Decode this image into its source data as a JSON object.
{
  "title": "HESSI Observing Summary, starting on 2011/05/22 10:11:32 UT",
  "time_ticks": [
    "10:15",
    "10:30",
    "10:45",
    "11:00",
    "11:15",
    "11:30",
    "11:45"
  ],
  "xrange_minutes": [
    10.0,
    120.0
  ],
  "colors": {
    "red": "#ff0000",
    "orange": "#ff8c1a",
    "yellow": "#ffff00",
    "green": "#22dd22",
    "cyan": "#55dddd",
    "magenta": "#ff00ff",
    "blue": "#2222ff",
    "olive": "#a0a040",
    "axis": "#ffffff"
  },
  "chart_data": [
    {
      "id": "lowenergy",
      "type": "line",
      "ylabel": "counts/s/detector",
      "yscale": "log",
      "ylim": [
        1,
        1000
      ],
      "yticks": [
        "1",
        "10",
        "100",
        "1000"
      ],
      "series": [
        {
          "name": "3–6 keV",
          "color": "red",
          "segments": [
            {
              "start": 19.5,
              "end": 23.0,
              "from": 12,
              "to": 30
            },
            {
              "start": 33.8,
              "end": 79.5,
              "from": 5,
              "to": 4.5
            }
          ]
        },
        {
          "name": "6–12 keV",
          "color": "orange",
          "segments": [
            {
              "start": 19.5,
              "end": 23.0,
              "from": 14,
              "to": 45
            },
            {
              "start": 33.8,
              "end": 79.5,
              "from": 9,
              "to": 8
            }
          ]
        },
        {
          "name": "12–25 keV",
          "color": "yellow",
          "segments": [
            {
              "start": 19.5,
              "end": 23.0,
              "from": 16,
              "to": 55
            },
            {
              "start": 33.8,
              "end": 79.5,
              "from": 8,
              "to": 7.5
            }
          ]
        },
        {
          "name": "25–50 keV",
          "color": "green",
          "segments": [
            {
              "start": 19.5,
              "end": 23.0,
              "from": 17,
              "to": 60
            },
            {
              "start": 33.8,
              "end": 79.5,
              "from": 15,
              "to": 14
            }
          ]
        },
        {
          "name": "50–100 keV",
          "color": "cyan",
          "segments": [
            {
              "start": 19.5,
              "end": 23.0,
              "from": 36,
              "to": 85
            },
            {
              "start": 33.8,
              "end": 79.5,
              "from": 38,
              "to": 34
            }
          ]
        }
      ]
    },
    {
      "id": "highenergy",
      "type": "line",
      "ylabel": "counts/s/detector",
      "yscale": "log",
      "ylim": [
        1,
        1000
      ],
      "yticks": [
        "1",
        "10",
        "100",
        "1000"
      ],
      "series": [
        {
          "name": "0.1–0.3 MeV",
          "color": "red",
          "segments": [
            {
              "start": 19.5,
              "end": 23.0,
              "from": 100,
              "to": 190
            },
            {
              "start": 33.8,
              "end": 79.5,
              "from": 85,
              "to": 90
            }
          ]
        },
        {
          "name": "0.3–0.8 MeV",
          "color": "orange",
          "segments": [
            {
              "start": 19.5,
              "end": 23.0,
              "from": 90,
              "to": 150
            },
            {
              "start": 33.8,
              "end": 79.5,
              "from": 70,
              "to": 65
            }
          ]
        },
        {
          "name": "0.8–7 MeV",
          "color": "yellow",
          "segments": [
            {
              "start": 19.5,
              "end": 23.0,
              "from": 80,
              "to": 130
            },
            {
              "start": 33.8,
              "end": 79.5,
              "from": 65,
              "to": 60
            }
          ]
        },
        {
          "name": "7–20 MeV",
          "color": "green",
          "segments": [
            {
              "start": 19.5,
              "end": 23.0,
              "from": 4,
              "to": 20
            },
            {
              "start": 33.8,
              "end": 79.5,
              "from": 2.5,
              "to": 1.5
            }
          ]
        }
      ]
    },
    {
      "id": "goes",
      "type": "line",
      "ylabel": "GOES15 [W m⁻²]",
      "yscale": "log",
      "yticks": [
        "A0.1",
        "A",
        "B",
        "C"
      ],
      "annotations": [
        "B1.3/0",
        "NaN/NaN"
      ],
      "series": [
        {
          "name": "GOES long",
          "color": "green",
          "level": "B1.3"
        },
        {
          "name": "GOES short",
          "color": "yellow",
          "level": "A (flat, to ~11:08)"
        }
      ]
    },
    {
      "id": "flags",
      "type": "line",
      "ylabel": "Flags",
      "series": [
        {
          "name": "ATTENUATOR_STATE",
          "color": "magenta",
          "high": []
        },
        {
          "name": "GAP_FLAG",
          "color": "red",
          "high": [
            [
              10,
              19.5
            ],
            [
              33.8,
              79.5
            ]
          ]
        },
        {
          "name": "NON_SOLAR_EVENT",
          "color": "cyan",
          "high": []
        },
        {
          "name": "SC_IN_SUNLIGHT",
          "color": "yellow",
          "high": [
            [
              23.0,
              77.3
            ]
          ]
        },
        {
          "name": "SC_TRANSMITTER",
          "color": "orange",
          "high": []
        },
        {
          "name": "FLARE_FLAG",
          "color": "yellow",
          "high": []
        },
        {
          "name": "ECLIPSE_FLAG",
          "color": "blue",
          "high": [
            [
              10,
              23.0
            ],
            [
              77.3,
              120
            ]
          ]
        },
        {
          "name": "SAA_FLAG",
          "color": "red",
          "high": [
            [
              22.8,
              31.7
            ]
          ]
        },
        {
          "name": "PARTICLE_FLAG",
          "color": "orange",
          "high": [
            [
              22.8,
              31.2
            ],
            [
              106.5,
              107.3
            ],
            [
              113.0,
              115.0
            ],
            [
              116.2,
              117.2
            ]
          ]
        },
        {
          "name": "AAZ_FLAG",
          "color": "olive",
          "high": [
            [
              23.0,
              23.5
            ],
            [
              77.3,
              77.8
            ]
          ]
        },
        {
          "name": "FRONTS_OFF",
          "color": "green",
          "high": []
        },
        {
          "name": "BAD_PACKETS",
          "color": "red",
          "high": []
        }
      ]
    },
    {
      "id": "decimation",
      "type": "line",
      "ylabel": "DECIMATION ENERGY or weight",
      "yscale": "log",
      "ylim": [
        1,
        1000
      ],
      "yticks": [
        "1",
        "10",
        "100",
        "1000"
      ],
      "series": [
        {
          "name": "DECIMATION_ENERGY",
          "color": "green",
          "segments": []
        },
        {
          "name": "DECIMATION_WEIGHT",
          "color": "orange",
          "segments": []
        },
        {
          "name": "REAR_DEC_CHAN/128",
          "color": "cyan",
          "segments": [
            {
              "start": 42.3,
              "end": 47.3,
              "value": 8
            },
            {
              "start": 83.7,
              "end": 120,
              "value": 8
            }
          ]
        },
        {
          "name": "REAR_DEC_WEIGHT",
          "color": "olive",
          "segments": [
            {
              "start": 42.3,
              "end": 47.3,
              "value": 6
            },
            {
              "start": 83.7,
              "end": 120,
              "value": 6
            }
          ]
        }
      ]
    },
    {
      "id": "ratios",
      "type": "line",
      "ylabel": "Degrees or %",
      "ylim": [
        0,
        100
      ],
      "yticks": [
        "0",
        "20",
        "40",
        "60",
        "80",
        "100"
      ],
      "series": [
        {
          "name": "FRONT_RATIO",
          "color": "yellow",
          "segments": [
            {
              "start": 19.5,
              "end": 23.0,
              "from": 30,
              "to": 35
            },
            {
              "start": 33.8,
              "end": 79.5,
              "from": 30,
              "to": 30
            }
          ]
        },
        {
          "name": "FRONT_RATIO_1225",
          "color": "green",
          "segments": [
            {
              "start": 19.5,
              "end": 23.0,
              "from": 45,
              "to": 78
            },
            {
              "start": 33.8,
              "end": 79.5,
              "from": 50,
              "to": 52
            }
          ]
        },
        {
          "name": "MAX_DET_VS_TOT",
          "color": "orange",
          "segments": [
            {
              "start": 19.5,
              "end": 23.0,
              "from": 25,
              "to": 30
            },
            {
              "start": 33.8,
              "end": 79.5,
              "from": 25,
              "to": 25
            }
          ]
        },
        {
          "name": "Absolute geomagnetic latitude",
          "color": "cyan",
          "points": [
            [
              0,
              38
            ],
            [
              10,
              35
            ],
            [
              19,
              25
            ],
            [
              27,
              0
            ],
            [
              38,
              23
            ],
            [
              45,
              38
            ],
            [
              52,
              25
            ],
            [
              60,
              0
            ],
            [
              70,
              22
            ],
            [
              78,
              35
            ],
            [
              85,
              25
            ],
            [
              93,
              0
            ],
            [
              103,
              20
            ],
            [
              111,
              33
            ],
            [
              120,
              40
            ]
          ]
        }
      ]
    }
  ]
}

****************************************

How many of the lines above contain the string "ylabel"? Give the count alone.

6